→ Stored data entries:
§ §

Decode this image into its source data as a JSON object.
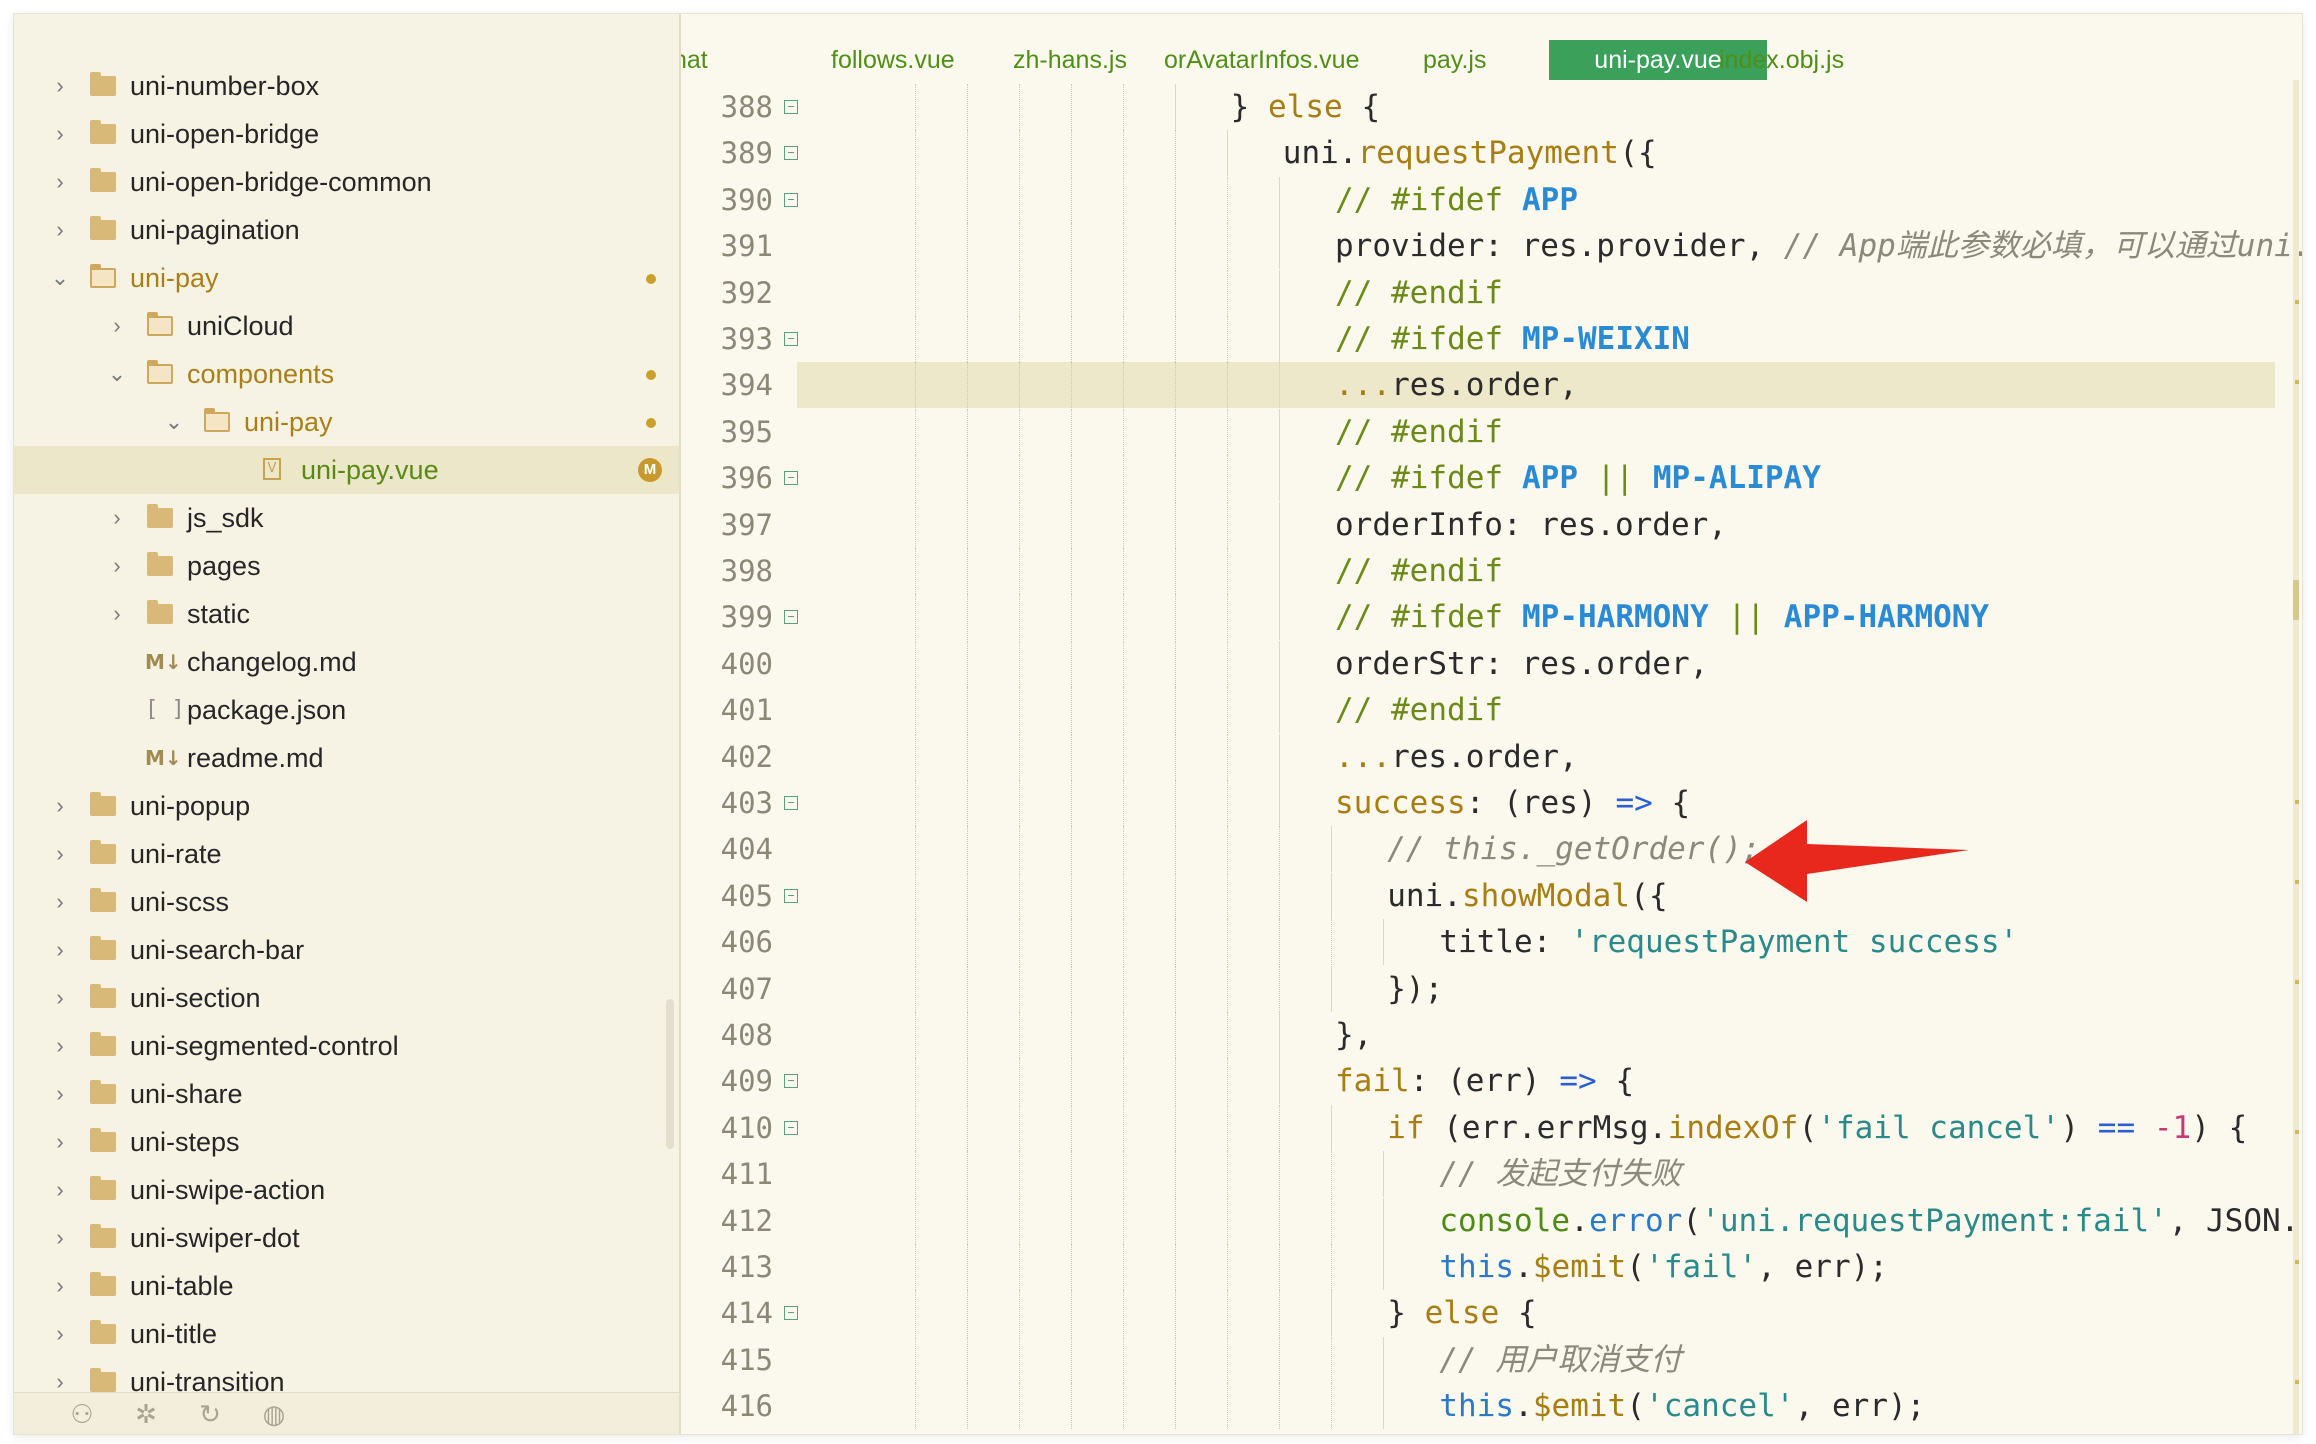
{
  "sidebar": {
    "items": [
      {
        "label": "uni-number-box",
        "icon": "folder-icon",
        "depth": 0,
        "chevron": "right",
        "style": "normal",
        "badge": ""
      },
      {
        "label": "uni-open-bridge",
        "icon": "folder-icon",
        "depth": 0,
        "chevron": "right",
        "style": "normal",
        "badge": ""
      },
      {
        "label": "uni-open-bridge-common",
        "icon": "folder-icon",
        "depth": 0,
        "chevron": "right",
        "style": "normal",
        "badge": ""
      },
      {
        "label": "uni-pagination",
        "icon": "folder-icon",
        "depth": 0,
        "chevron": "right",
        "style": "normal",
        "badge": ""
      },
      {
        "label": "uni-pay",
        "icon": "folder-open-icon",
        "depth": 0,
        "chevron": "down",
        "style": "gold",
        "badge": "dot"
      },
      {
        "label": "uniCloud",
        "icon": "cloud-folder-icon",
        "depth": 1,
        "chevron": "right",
        "style": "normal",
        "badge": ""
      },
      {
        "label": "components",
        "icon": "folder-open-icon",
        "depth": 1,
        "chevron": "down",
        "style": "gold",
        "badge": "dot"
      },
      {
        "label": "uni-pay",
        "icon": "folder-open-icon",
        "depth": 2,
        "chevron": "down",
        "style": "gold",
        "badge": "dot"
      },
      {
        "label": "uni-pay.vue",
        "icon": "vue-file-icon",
        "depth": 3,
        "chevron": "",
        "style": "green",
        "badge": "M",
        "active": true
      },
      {
        "label": "js_sdk",
        "icon": "folder-icon",
        "depth": 1,
        "chevron": "right",
        "style": "normal",
        "badge": ""
      },
      {
        "label": "pages",
        "icon": "folder-icon",
        "depth": 1,
        "chevron": "right",
        "style": "normal",
        "badge": ""
      },
      {
        "label": "static",
        "icon": "folder-icon",
        "depth": 1,
        "chevron": "right",
        "style": "normal",
        "badge": ""
      },
      {
        "label": "changelog.md",
        "icon": "markdown-file-icon",
        "depth": 1,
        "chevron": "",
        "style": "normal",
        "badge": ""
      },
      {
        "label": "package.json",
        "icon": "json-file-icon",
        "depth": 1,
        "chevron": "",
        "style": "normal",
        "badge": ""
      },
      {
        "label": "readme.md",
        "icon": "markdown-file-icon",
        "depth": 1,
        "chevron": "",
        "style": "normal",
        "badge": ""
      },
      {
        "label": "uni-popup",
        "icon": "folder-icon",
        "depth": 0,
        "chevron": "right",
        "style": "normal",
        "badge": ""
      },
      {
        "label": "uni-rate",
        "icon": "folder-icon",
        "depth": 0,
        "chevron": "right",
        "style": "normal",
        "badge": ""
      },
      {
        "label": "uni-scss",
        "icon": "folder-icon",
        "depth": 0,
        "chevron": "right",
        "style": "normal",
        "badge": ""
      },
      {
        "label": "uni-search-bar",
        "icon": "folder-icon",
        "depth": 0,
        "chevron": "right",
        "style": "normal",
        "badge": ""
      },
      {
        "label": "uni-section",
        "icon": "folder-icon",
        "depth": 0,
        "chevron": "right",
        "style": "normal",
        "badge": ""
      },
      {
        "label": "uni-segmented-control",
        "icon": "folder-icon",
        "depth": 0,
        "chevron": "right",
        "style": "normal",
        "badge": ""
      },
      {
        "label": "uni-share",
        "icon": "folder-icon",
        "depth": 0,
        "chevron": "right",
        "style": "normal",
        "badge": ""
      },
      {
        "label": "uni-steps",
        "icon": "folder-icon",
        "depth": 0,
        "chevron": "right",
        "style": "normal",
        "badge": ""
      },
      {
        "label": "uni-swipe-action",
        "icon": "folder-icon",
        "depth": 0,
        "chevron": "right",
        "style": "normal",
        "badge": ""
      },
      {
        "label": "uni-swiper-dot",
        "icon": "folder-icon",
        "depth": 0,
        "chevron": "right",
        "style": "normal",
        "badge": ""
      },
      {
        "label": "uni-table",
        "icon": "folder-icon",
        "depth": 0,
        "chevron": "right",
        "style": "normal",
        "badge": ""
      },
      {
        "label": "uni-title",
        "icon": "folder-icon",
        "depth": 0,
        "chevron": "right",
        "style": "normal",
        "badge": ""
      },
      {
        "label": "uni-transition",
        "icon": "folder-icon",
        "depth": 0,
        "chevron": "right",
        "style": "normal",
        "badge": ""
      }
    ],
    "bottom_icons": [
      "binoculars-icon",
      "bug-icon",
      "refresh-icon",
      "globe-icon"
    ]
  },
  "tabs": [
    {
      "label": "hat",
      "active": false
    },
    {
      "label": "follows.vue",
      "active": false
    },
    {
      "label": "zh-hans.js",
      "active": false
    },
    {
      "label": "orAvatarInfos.vue",
      "active": false
    },
    {
      "label": "pay.js",
      "active": false
    },
    {
      "label": "uni-pay.vue",
      "active": true
    },
    {
      "label": "index.obj.js",
      "active": false
    }
  ],
  "editor": {
    "lines": [
      {
        "n": "388",
        "fold": true,
        "indent": 8,
        "tokens": [
          [
            "} ",
            "p"
          ],
          [
            "else",
            "kw"
          ],
          [
            " {",
            "p"
          ]
        ]
      },
      {
        "n": "389",
        "fold": true,
        "indent": 9,
        "tokens": [
          [
            "uni.",
            "p"
          ],
          [
            "requestPayment",
            "fn"
          ],
          [
            "({",
            "p"
          ]
        ]
      },
      {
        "n": "390",
        "fold": true,
        "indent": 10,
        "tokens": [
          [
            "// ",
            "pre"
          ],
          [
            "#ifdef ",
            "pre"
          ],
          [
            "APP",
            "mac"
          ]
        ]
      },
      {
        "n": "391",
        "fold": false,
        "indent": 10,
        "tokens": [
          [
            "provider: res.provider, ",
            "p"
          ],
          [
            "// App端此参数必填，可以通过uni.getProvider",
            "cmt"
          ]
        ]
      },
      {
        "n": "392",
        "fold": false,
        "indent": 10,
        "tokens": [
          [
            "// #endif",
            "pre"
          ]
        ]
      },
      {
        "n": "393",
        "fold": true,
        "indent": 10,
        "tokens": [
          [
            "// ",
            "pre"
          ],
          [
            "#ifdef ",
            "pre"
          ],
          [
            "MP-WEIXIN",
            "mac"
          ]
        ]
      },
      {
        "n": "394",
        "fold": false,
        "indent": 10,
        "highlight": true,
        "tokens": [
          [
            "...",
            "kw"
          ],
          [
            "res.order,",
            "p"
          ]
        ]
      },
      {
        "n": "395",
        "fold": false,
        "indent": 10,
        "tokens": [
          [
            "// #endif",
            "pre"
          ]
        ]
      },
      {
        "n": "396",
        "fold": true,
        "indent": 10,
        "tokens": [
          [
            "// ",
            "pre"
          ],
          [
            "#ifdef ",
            "pre"
          ],
          [
            "APP",
            "mac"
          ],
          [
            " || ",
            "pre"
          ],
          [
            "MP-ALIPAY",
            "mac"
          ]
        ]
      },
      {
        "n": "397",
        "fold": false,
        "indent": 10,
        "tokens": [
          [
            "orderInfo: res.order,",
            "p"
          ]
        ]
      },
      {
        "n": "398",
        "fold": false,
        "indent": 10,
        "tokens": [
          [
            "// #endif",
            "pre"
          ]
        ]
      },
      {
        "n": "399",
        "fold": true,
        "indent": 10,
        "tokens": [
          [
            "// ",
            "pre"
          ],
          [
            "#ifdef ",
            "pre"
          ],
          [
            "MP-HARMONY",
            "mac"
          ],
          [
            " || ",
            "pre"
          ],
          [
            "APP-HARMONY",
            "mac"
          ]
        ]
      },
      {
        "n": "400",
        "fold": false,
        "indent": 10,
        "tokens": [
          [
            "orderStr: res.order,",
            "p"
          ]
        ]
      },
      {
        "n": "401",
        "fold": false,
        "indent": 10,
        "tokens": [
          [
            "// #endif",
            "pre"
          ]
        ]
      },
      {
        "n": "402",
        "fold": false,
        "indent": 10,
        "tokens": [
          [
            "...",
            "kw"
          ],
          [
            "res.order,",
            "p"
          ]
        ]
      },
      {
        "n": "403",
        "fold": true,
        "indent": 10,
        "tokens": [
          [
            "success",
            "kw"
          ],
          [
            ": (res) ",
            "p"
          ],
          [
            "=>",
            "op"
          ],
          [
            " {",
            "p"
          ]
        ]
      },
      {
        "n": "404",
        "fold": false,
        "indent": 11,
        "tokens": [
          [
            "// this._getOrder();",
            "cmt"
          ]
        ]
      },
      {
        "n": "405",
        "fold": true,
        "indent": 11,
        "tokens": [
          [
            "uni.",
            "p"
          ],
          [
            "showModal",
            "fn"
          ],
          [
            "({",
            "p"
          ]
        ]
      },
      {
        "n": "406",
        "fold": false,
        "indent": 12,
        "tokens": [
          [
            "title: ",
            "p"
          ],
          [
            "'requestPayment success'",
            "str"
          ]
        ]
      },
      {
        "n": "407",
        "fold": false,
        "indent": 11,
        "tokens": [
          [
            "});",
            "p"
          ]
        ]
      },
      {
        "n": "408",
        "fold": false,
        "indent": 10,
        "tokens": [
          [
            "},",
            "p"
          ]
        ]
      },
      {
        "n": "409",
        "fold": true,
        "indent": 10,
        "tokens": [
          [
            "fail",
            "kw"
          ],
          [
            ": (err) ",
            "p"
          ],
          [
            "=>",
            "op"
          ],
          [
            " {",
            "p"
          ]
        ]
      },
      {
        "n": "410",
        "fold": true,
        "indent": 11,
        "tokens": [
          [
            "if",
            "kw"
          ],
          [
            " (err.errMsg.",
            "p"
          ],
          [
            "indexOf",
            "fn"
          ],
          [
            "(",
            "p"
          ],
          [
            "'fail cancel'",
            "str"
          ],
          [
            ") ",
            "p"
          ],
          [
            "==",
            "op"
          ],
          [
            " ",
            "p"
          ],
          [
            "-1",
            "num"
          ],
          [
            ") {",
            "p"
          ]
        ]
      },
      {
        "n": "411",
        "fold": false,
        "indent": 12,
        "tokens": [
          [
            "// 发起支付失败",
            "cmt"
          ]
        ]
      },
      {
        "n": "412",
        "fold": false,
        "indent": 12,
        "tokens": [
          [
            "console",
            "green"
          ],
          [
            ".",
            "p"
          ],
          [
            "error",
            "blue"
          ],
          [
            "(",
            "p"
          ],
          [
            "'uni.requestPayment:fail'",
            "str"
          ],
          [
            ", JSON.stringify(err));",
            "p"
          ]
        ]
      },
      {
        "n": "413",
        "fold": false,
        "indent": 12,
        "tokens": [
          [
            "this",
            "blue"
          ],
          [
            ".",
            "p"
          ],
          [
            "$emit",
            "fn"
          ],
          [
            "(",
            "p"
          ],
          [
            "'fail'",
            "str"
          ],
          [
            ", err);",
            "p"
          ]
        ]
      },
      {
        "n": "414",
        "fold": true,
        "indent": 11,
        "tokens": [
          [
            "} ",
            "p"
          ],
          [
            "else",
            "kw"
          ],
          [
            " {",
            "p"
          ]
        ]
      },
      {
        "n": "415",
        "fold": false,
        "indent": 12,
        "tokens": [
          [
            "// 用户取消支付",
            "cmt"
          ]
        ]
      },
      {
        "n": "416",
        "fold": false,
        "indent": 12,
        "tokens": [
          [
            "this",
            "blue"
          ],
          [
            ".",
            "p"
          ],
          [
            "$emit",
            "fn"
          ],
          [
            "(",
            "p"
          ],
          [
            "'cancel'",
            "str"
          ],
          [
            ", err);",
            "p"
          ]
        ]
      }
    ]
  },
  "colors": {
    "accent_tab": "#3aa05a",
    "annotation_arrow": "#e8281c",
    "keyword": "#a87d12",
    "string": "#2a8a8a",
    "macro": "#2a8bd4"
  }
}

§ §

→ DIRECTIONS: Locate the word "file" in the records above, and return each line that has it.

→ SOLUTION:
        "icon": "vue-file-icon",
        "icon": "markdown-file-icon",
        "icon": "json-file-icon",
        "icon": "markdown-file-icon",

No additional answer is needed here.